In recent years, programs have surfaced to help soon-to-be fathers play a more active role in their children’s lives. Dr. Christopher Brown posted a free resource that supports them – “Making Good on Fatherhood: A Review of The Fatherhood Research.”

Even though research indicates that it’s better to grow up with a father figure, exceptions should be made in case of abusive fathers. Dr. Michael Lamb, a Cambridge psychologist, admits that it’s optimal to have two parents who love and nurture their children, but suggests filling the lives of children with love and support from other committed adults when that’s not possible. In The Role of the Father in Child Development he brings together contributions from international experts to provide reflections on fatherhood across cultures, classes, economic systems, and family formations – from divorce, to stepfathers, to gay fathers…with references and in support of fathers being positive influences in their children’s lives.

Father-child bonds are as important as mother-child bonds; the ideal combination is engaged involvement from both parents. Years ago, I had the pleasure of working with Dr. Jack Heninowitz, who authored the bestselling series of books, Pregnant Fathers. He pioneered the emphasis on early-involved fatherhood by sharing candidly his own experiences and offering a kind of map to soon-to-be fathers amidst their anticipation and confusion. Drawing on many first-hand accounts working with expectant and veteran dads, the author and therapist shares how to overcome fears, improve communication, and activate a fathering role to foster a child’s growth.

Famous TV dad, Alan Thicke, who endorsed Heinowitz’ book, has authored a couple of funny books about fatherhood, including, How Men Have Babies. Like Heinowitz he hopes to get dads involved early on in the parenting process. He shares with Caroline Presno in a HuffPost interview that his involvement with his sons never stops. “My relationship with my sons is very close. I’m in touch with or engaged with at least one of them every single day. If you’ve been involved with them as kids, you’ll be involved with them until the day you die. In fact, the stakes just get higher. Instead of deciding what movie you are going to see or how late they can stay out, as adults now you’re dealing with their careers, their health, their own children, their marriages, their finances – everything about their lives.”

I appreciate Dr. Heinowitz’s efforts to get men involved right from the start in the parenting process in his book, Fathering Right from the Start. “The messages we grew up with still echo within us, at times very faint and at others resoundingly,” he writes. In this book, he charts how parental traits and messages are translated into acquired beliefs. It seems logical that when a “smothering overprotective” parental trait sends the message, “you’re flawed” to a child it would result in the acquired belief “I’m damaged.” While on the other hand, a “negligent” parental trait with a parental message of “you’re a bother” will result in an acquired belief of “I will never be accepted.”

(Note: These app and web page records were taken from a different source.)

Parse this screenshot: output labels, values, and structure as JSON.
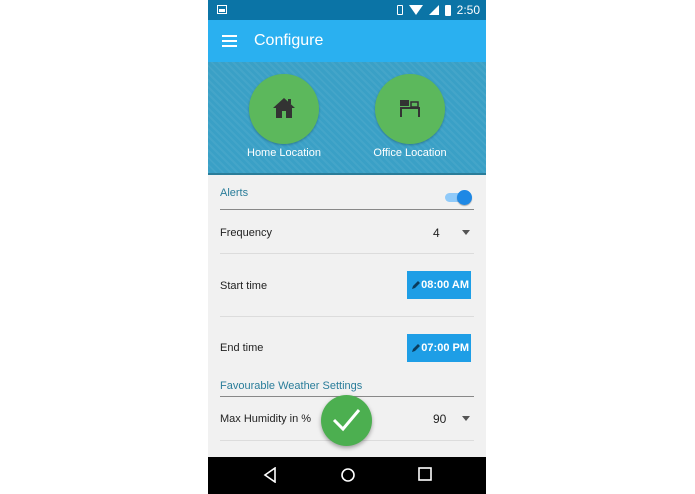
{
  "status_bar": {
    "time": "2:50",
    "icons": [
      "image-icon",
      "vibrate-icon",
      "wifi-icon",
      "signal-icon",
      "battery-icon"
    ]
  },
  "app_bar": {
    "title": "Configure",
    "menu_icon": "hamburger-menu-icon"
  },
  "locations": [
    {
      "label": "Home Location",
      "icon": "home-icon"
    },
    {
      "label": "Office Location",
      "icon": "desk-icon"
    }
  ],
  "alerts": {
    "header": "Alerts",
    "enabled": true
  },
  "frequency": {
    "label": "Frequency",
    "value": "4"
  },
  "start_time": {
    "label": "Start time",
    "value": "08:00 AM"
  },
  "end_time": {
    "label": "End time",
    "value": "07:00 PM"
  },
  "weather": {
    "header": "Favourable Weather Settings"
  },
  "max_humidity": {
    "label": "Max Humidity in %",
    "value": "90"
  },
  "colors": {
    "status_bar": "#0b74a6",
    "app_bar": "#2ab0f0",
    "hero": "#3aa0c6",
    "accent_green": "#5cb85c",
    "time_button": "#1e9ee6",
    "section_header": "#2a7d9a"
  },
  "fab": {
    "icon": "checkmark-icon"
  },
  "nav_bar": {
    "buttons": [
      "back-icon",
      "home-circle-icon",
      "recents-square-icon"
    ]
  }
}
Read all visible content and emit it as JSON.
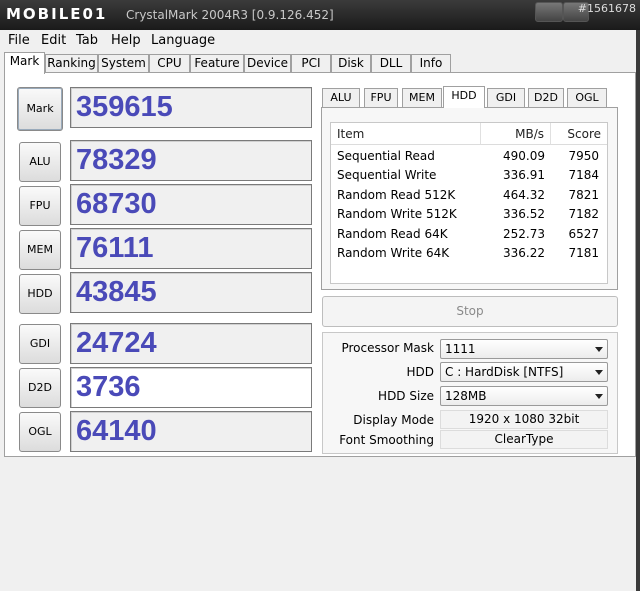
{
  "window": {
    "title": "CrystalMark 2004R3 [0.9.126.452]",
    "watermark": "MOBILE01",
    "watermark_id": "#1561678"
  },
  "menu": [
    "File",
    "Edit",
    "Tab",
    "Help",
    "Language"
  ],
  "main_tabs": [
    "Mark",
    "Ranking",
    "System",
    "CPU",
    "Feature",
    "Device",
    "PCI",
    "Disk",
    "DLL",
    "Info"
  ],
  "active_main_tab": "Mark",
  "scores": [
    {
      "label": "Mark",
      "value": "359615"
    },
    {
      "label": "ALU",
      "value": "78329"
    },
    {
      "label": "FPU",
      "value": "68730"
    },
    {
      "label": "MEM",
      "value": "76111"
    },
    {
      "label": "HDD",
      "value": "43845"
    },
    {
      "label": "GDI",
      "value": "24724"
    },
    {
      "label": "D2D",
      "value": "3736"
    },
    {
      "label": "OGL",
      "value": "64140"
    }
  ],
  "sub_tabs": [
    "ALU",
    "FPU",
    "MEM",
    "HDD",
    "GDI",
    "D2D",
    "OGL"
  ],
  "active_sub_tab": "HDD",
  "hdd_table": {
    "headers": [
      "Item",
      "MB/s",
      "Score"
    ],
    "rows": [
      [
        "Sequential Read",
        "490.09",
        "7950"
      ],
      [
        "Sequential Write",
        "336.91",
        "7184"
      ],
      [
        "Random Read 512K",
        "464.32",
        "7821"
      ],
      [
        "Random Write 512K",
        "336.52",
        "7182"
      ],
      [
        "Random Read 64K",
        "252.73",
        "6527"
      ],
      [
        "Random Write 64K",
        "336.22",
        "7181"
      ]
    ]
  },
  "stop_label": "Stop",
  "settings": {
    "processor_mask_label": "Processor Mask",
    "processor_mask_value": "1111",
    "hdd_label": "HDD",
    "hdd_value": "C : HardDisk [NTFS]",
    "hdd_size_label": "HDD Size",
    "hdd_size_value": "128MB",
    "display_mode_label": "Display Mode",
    "display_mode_value": "1920 x 1080 32bit",
    "font_smoothing_label": "Font Smoothing",
    "font_smoothing_value": "ClearType"
  },
  "colors": {
    "score_text": "#4a4ab8",
    "titlebar": "#1a1a1a"
  }
}
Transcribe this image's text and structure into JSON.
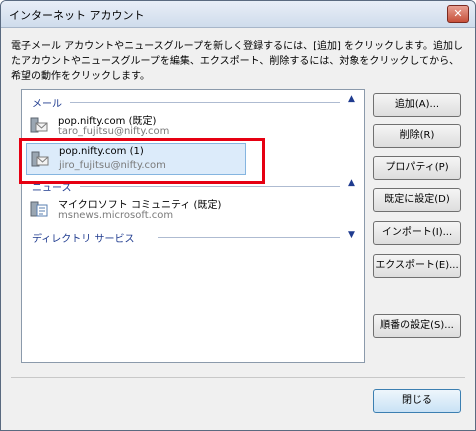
{
  "window": {
    "title": "インターネット アカウント",
    "close_symbol": "✕"
  },
  "description": "電子メール アカウントやニュースグループを新しく登録するには、[追加] をクリックします。追加したアカウントやニュースグループを編集、エクスポート、削除するには、対象をクリックしてから、希望の動作をクリックします。",
  "groups": {
    "mail": "メール",
    "news": "ニュース",
    "directory": "ディレクトリ サービス"
  },
  "accounts": [
    {
      "name": "pop.nifty.com (既定)",
      "email": "taro_fujitsu@nifty.com"
    },
    {
      "name": "pop.nifty.com (1)",
      "email": "jiro_fujitsu@nifty.com"
    },
    {
      "name": "マイクロソフト コミュニティ (既定)",
      "email": "msnews.microsoft.com"
    }
  ],
  "buttons": {
    "add": "追加(A)...",
    "delete": "削除(R)",
    "properties": "プロパティ(P)",
    "set_default": "既定に設定(D)",
    "import": "インポート(I)...",
    "export": "エクスポート(E)...",
    "order": "順番の設定(S)...",
    "close": "閉じる"
  },
  "colors": {
    "highlight": "#e60012",
    "group_text": "#1f3b8f",
    "selection": "#dcebfa"
  }
}
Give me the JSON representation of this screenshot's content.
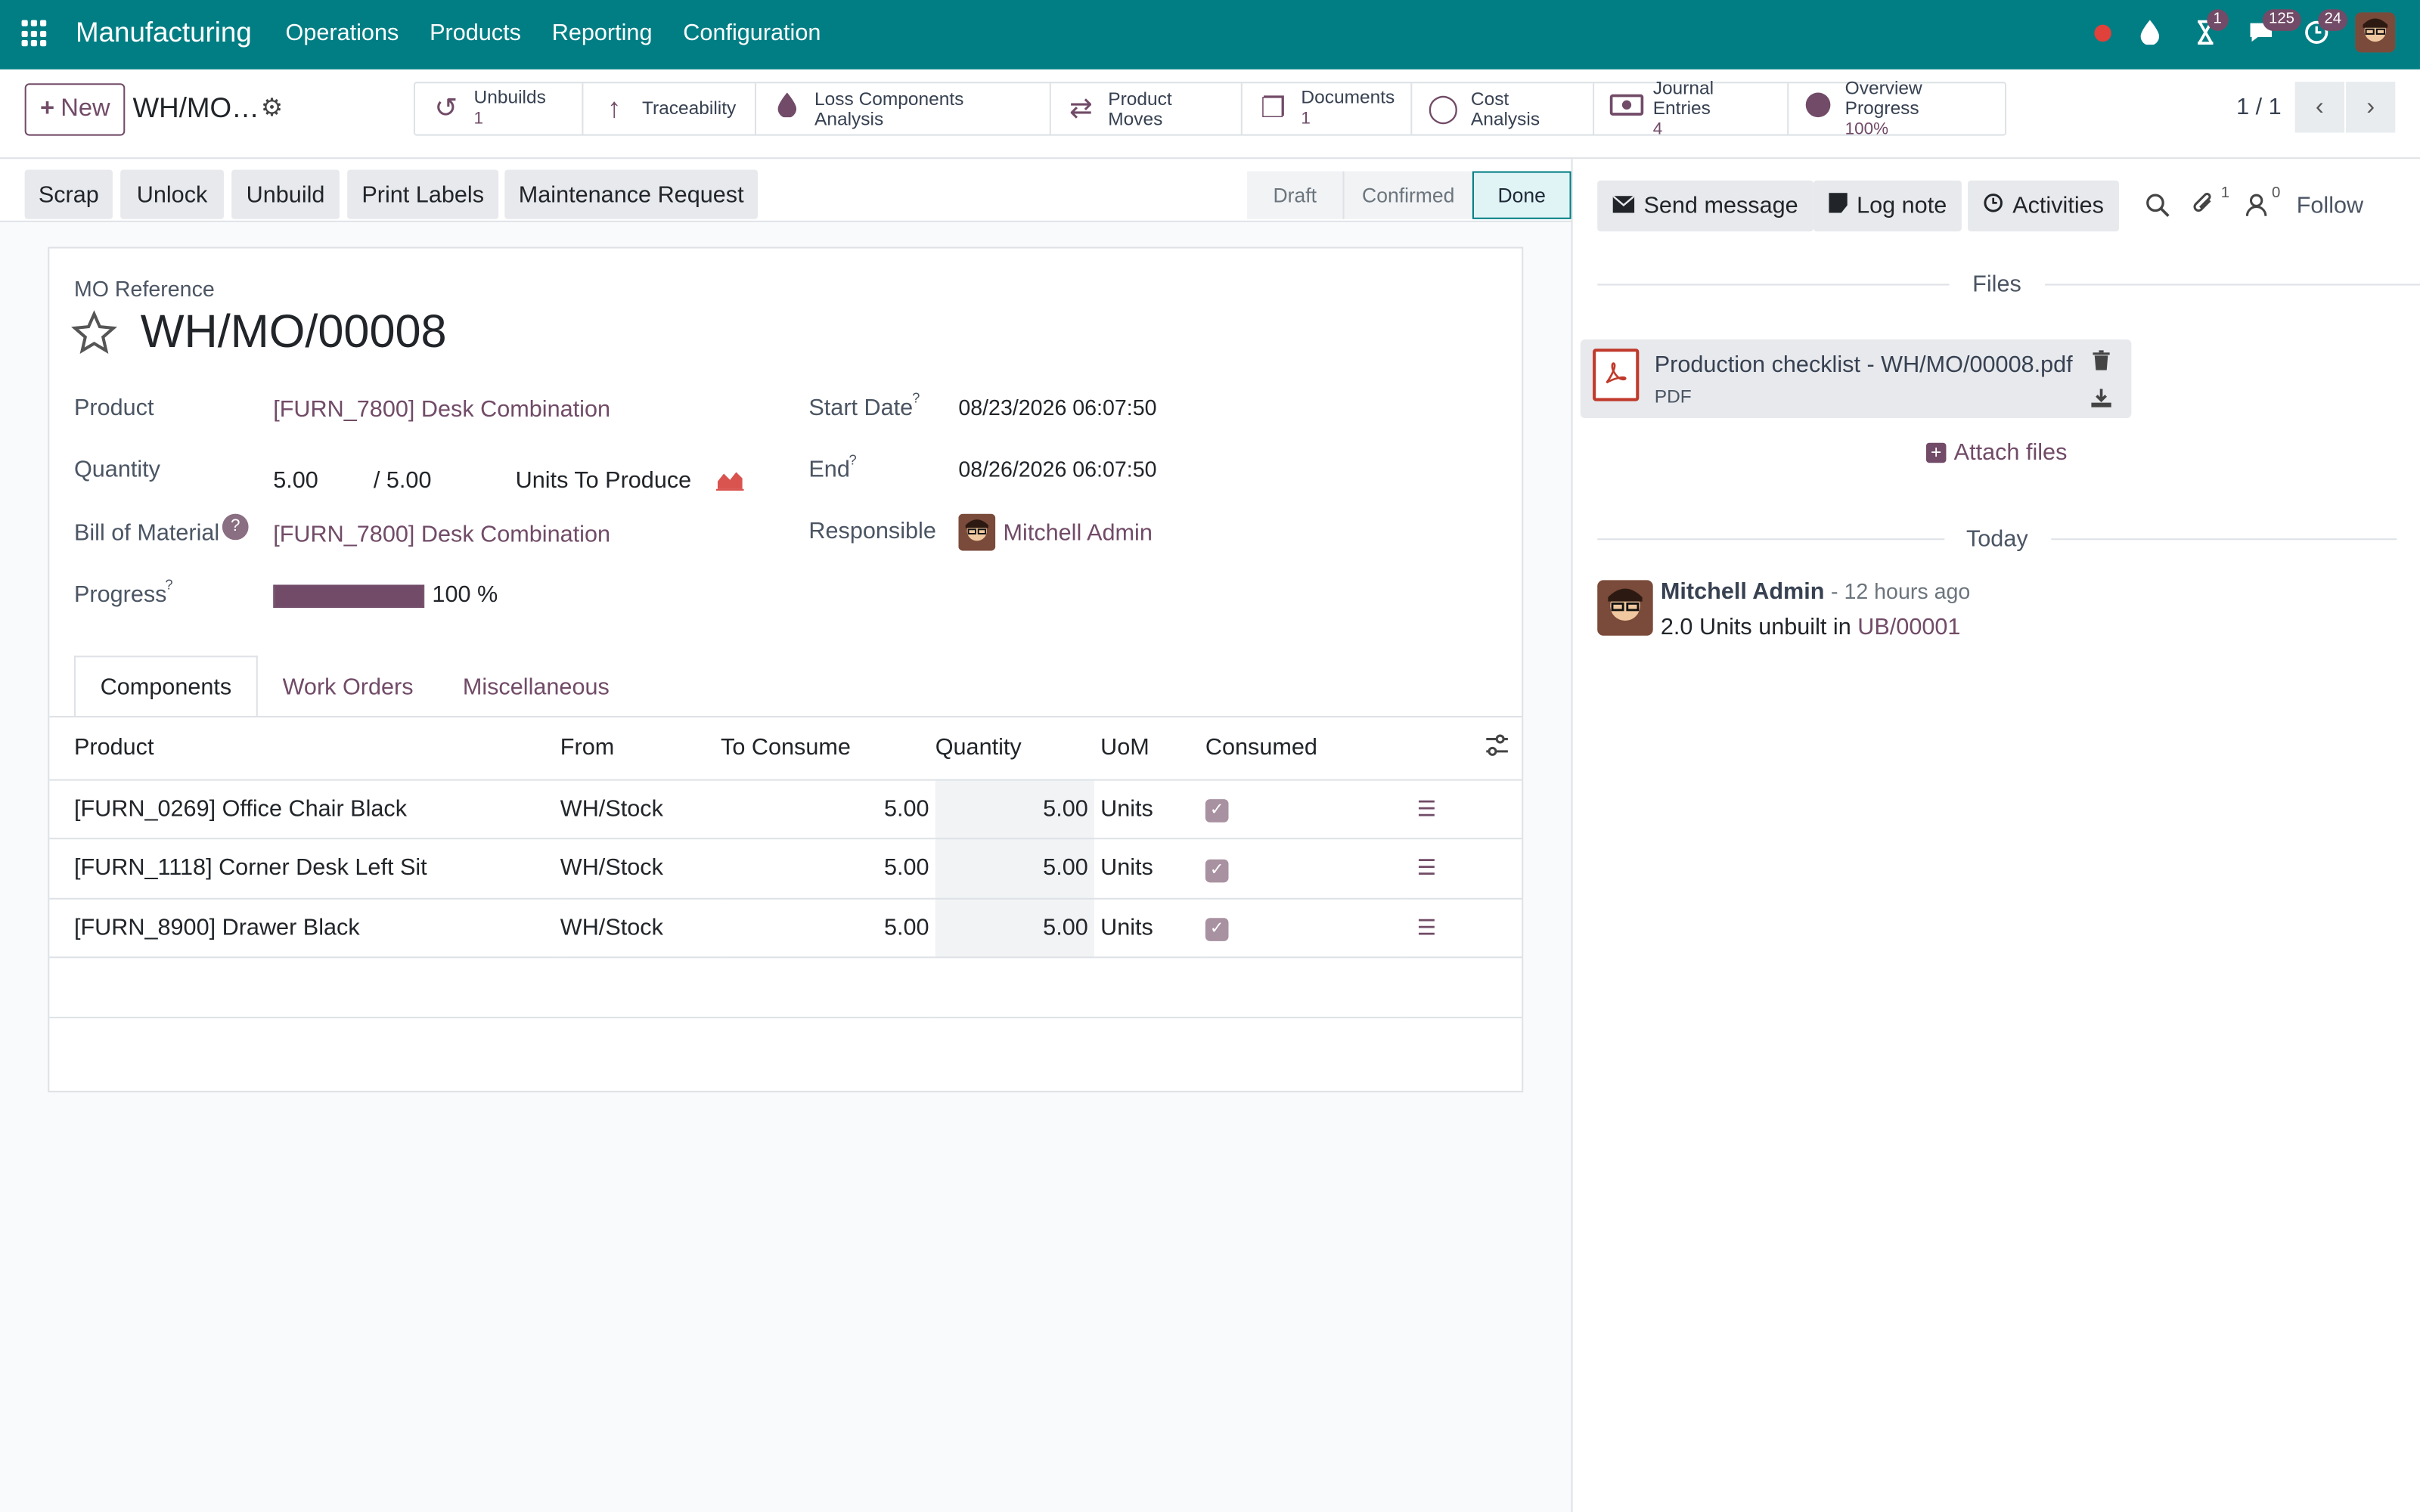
{
  "navbar": {
    "app_name": "Manufacturing",
    "menu": [
      "Operations",
      "Products",
      "Reporting",
      "Configuration"
    ],
    "badges": {
      "activities": "1",
      "messages": "125",
      "updates": "24"
    },
    "accent": "#017e84"
  },
  "control": {
    "new_label": "New",
    "breadcrumb": "WH/MO…",
    "pager": "1 / 1",
    "smart_buttons": [
      {
        "label": "Unbuilds",
        "count": "1",
        "icon": "undo-icon"
      },
      {
        "label": "Traceability",
        "count": "",
        "icon": "arrow-up-icon"
      },
      {
        "label": "Loss Components Analysis",
        "count": "",
        "icon": "drop-icon"
      },
      {
        "label": "Product Moves",
        "count": "",
        "icon": "exchange-icon"
      },
      {
        "label": "Documents",
        "count": "1",
        "icon": "files-icon"
      },
      {
        "label": "Cost Analysis",
        "count": "",
        "icon": "circle-icon"
      },
      {
        "label": "Journal Entries",
        "count": "4",
        "icon": "money-icon"
      },
      {
        "label": "Overview Progress",
        "count": "100%",
        "icon": "pie-icon"
      }
    ]
  },
  "actions": {
    "scrap": "Scrap",
    "unlock": "Unlock",
    "unbuild": "Unbuild",
    "print_labels": "Print Labels",
    "maintenance": "Maintenance Request"
  },
  "stages": {
    "draft": "Draft",
    "confirmed": "Confirmed",
    "done": "Done"
  },
  "form": {
    "ref_label": "MO Reference",
    "reference": "WH/MO/00008",
    "product_label": "Product",
    "product": "[FURN_7800] Desk Combination",
    "quantity_label": "Quantity",
    "qty_produced": "5.00",
    "qty_total": "/ 5.00",
    "uom_label": "Units To Produce",
    "bom_label": "Bill of Material",
    "bom": "[FURN_7800] Desk Combination",
    "progress_label": "Progress",
    "progress_value": 100,
    "progress_text": "100 %",
    "start_label": "Start Date",
    "start": "08/23/2026 06:07:50",
    "end_label": "End",
    "end": "08/26/2026 06:07:50",
    "responsible_label": "Responsible",
    "responsible": "Mitchell Admin",
    "help_mark": "?"
  },
  "tabs": [
    "Components",
    "Work Orders",
    "Miscellaneous"
  ],
  "table": {
    "headers": [
      "Product",
      "From",
      "To Consume",
      "Quantity",
      "UoM",
      "Consumed"
    ],
    "rows": [
      {
        "product": "[FURN_0269] Office Chair Black",
        "from": "WH/Stock",
        "to_consume": "5.00",
        "quantity": "5.00",
        "uom": "Units"
      },
      {
        "product": "[FURN_1118] Corner Desk Left Sit",
        "from": "WH/Stock",
        "to_consume": "5.00",
        "quantity": "5.00",
        "uom": "Units"
      },
      {
        "product": "[FURN_8900] Drawer Black",
        "from": "WH/Stock",
        "to_consume": "5.00",
        "quantity": "5.00",
        "uom": "Units"
      }
    ]
  },
  "chatter": {
    "send_message": "Send message",
    "log_note": "Log note",
    "activities": "Activities",
    "attachments_count": "1",
    "followers_count": "0",
    "follow": "Follow",
    "files_label": "Files",
    "file_name": "Production checklist - WH/MO/00008.pdf",
    "file_type": "PDF",
    "attach_files": "Attach files",
    "today_label": "Today",
    "author": "Mitchell Admin",
    "time": "- 12 hours ago",
    "message_prefix": "2.0 Units unbuilt in",
    "message_link": "UB/00001"
  }
}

In a perfect world, children spend their early years getting to know their fathers, as well as their mothers. I agree with Dr. Heinowitz when he says; “After all, children’s identities are shaped by the people in their world. And their sense of self is fostered by the reflections they see in the faces around them. We are our children’s first mirrors. Our attention and approval, our smiles and our hugs let them know that they are cherished and valuable.”

Finally, it seems fitting to end with the winning pledge shared by www.fatherhood.org. They ask their program participants and facilitators to submit a pledge that fathers participating in their programs can recite before or after each session.

On my honor, I will give my children my time, my love, and my heart. I will be an example of a good man to my children and others around me. I will be an involved, responsible, and committed father. From this day forward, I pledge to be a 24/7 Dad.

Here’s a big shout out to all the men out there embracing their roles as fathers – Happy Father’s Day!

 

Photo credit: unsplash-logoJoseph Gonzalez